DATA SHOWN —
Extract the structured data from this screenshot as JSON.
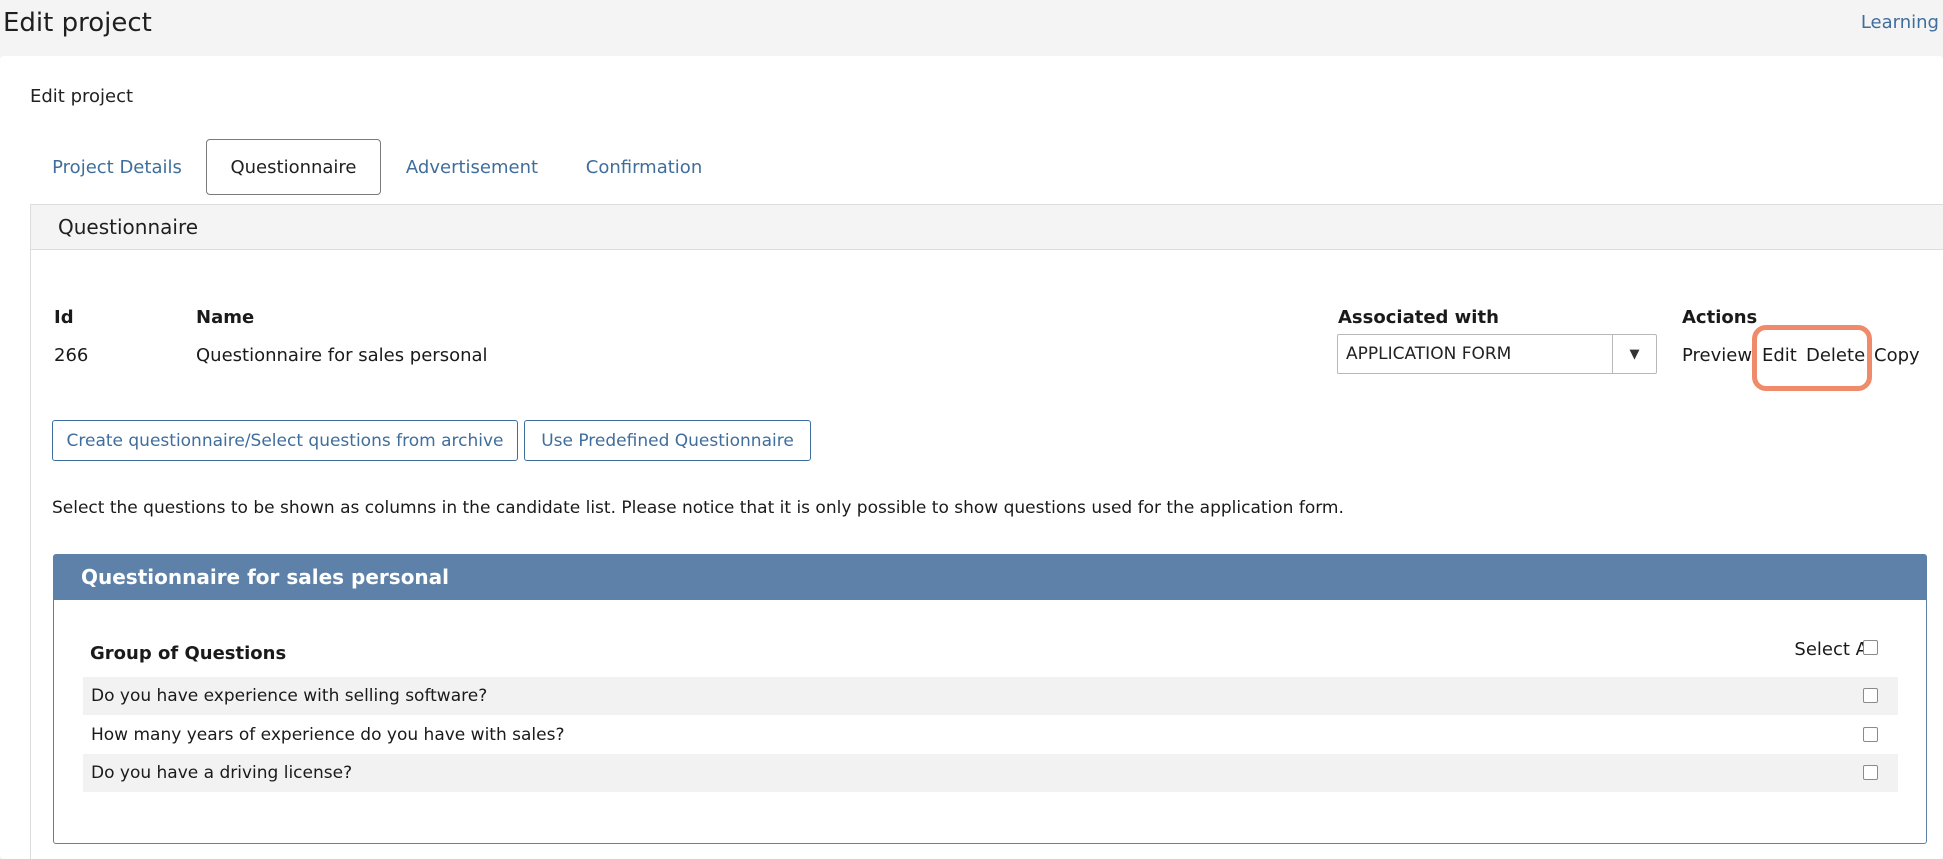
{
  "header": {
    "title": "Edit project",
    "link": "Learning"
  },
  "card": {
    "subtitle": "Edit project"
  },
  "tabs": [
    {
      "label": "Project Details",
      "active": false
    },
    {
      "label": "Questionnaire",
      "active": true
    },
    {
      "label": "Advertisement",
      "active": false
    },
    {
      "label": "Confirmation",
      "active": false
    }
  ],
  "panel": {
    "title": "Questionnaire"
  },
  "table": {
    "headers": {
      "id": "Id",
      "name": "Name",
      "associated": "Associated with",
      "actions": "Actions"
    },
    "row": {
      "id": "266",
      "name": "Questionnaire for sales personal",
      "associated": "APPLICATION FORM"
    },
    "actions": [
      "Preview",
      "Edit",
      "Delete",
      "Copy"
    ]
  },
  "buttons": {
    "create": "Create questionnaire/Select questions from archive",
    "predefined": "Use Predefined Questionnaire"
  },
  "info_text": "Select the questions to be shown as columns in the candidate list. Please notice that it is only possible to show questions used for the application form.",
  "questionnaire_box": {
    "title": "Questionnaire for sales personal",
    "group_label": "Group of Questions",
    "select_all": "Select All",
    "questions": [
      "Do you have experience with selling software?",
      "How many years of experience do you have with sales?",
      "Do you have a driving license?"
    ]
  },
  "colors": {
    "link": "#3f6e9c",
    "box_header": "#5e81a9",
    "highlight": "#ef8a6a"
  }
}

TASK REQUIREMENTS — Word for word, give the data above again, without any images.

RESULT OF THE TASK —
Extract the structured data from this screenshot as JSON.
{
  "header": {
    "title": "Edit project",
    "link": "Learning"
  },
  "card": {
    "subtitle": "Edit project"
  },
  "tabs": [
    {
      "label": "Project Details",
      "active": false
    },
    {
      "label": "Questionnaire",
      "active": true
    },
    {
      "label": "Advertisement",
      "active": false
    },
    {
      "label": "Confirmation",
      "active": false
    }
  ],
  "panel": {
    "title": "Questionnaire"
  },
  "table": {
    "headers": {
      "id": "Id",
      "name": "Name",
      "associated": "Associated with",
      "actions": "Actions"
    },
    "row": {
      "id": "266",
      "name": "Questionnaire for sales personal",
      "associated": "APPLICATION FORM"
    },
    "actions": [
      "Preview",
      "Edit",
      "Delete",
      "Copy"
    ]
  },
  "buttons": {
    "create": "Create questionnaire/Select questions from archive",
    "predefined": "Use Predefined Questionnaire"
  },
  "info_text": "Select the questions to be shown as columns in the candidate list. Please notice that it is only possible to show questions used for the application form.",
  "questionnaire_box": {
    "title": "Questionnaire for sales personal",
    "group_label": "Group of Questions",
    "select_all": "Select All",
    "questions": [
      "Do you have experience with selling software?",
      "How many years of experience do you have with sales?",
      "Do you have a driving license?"
    ]
  },
  "colors": {
    "link": "#3f6e9c",
    "box_header": "#5e81a9",
    "highlight": "#ef8a6a"
  }
}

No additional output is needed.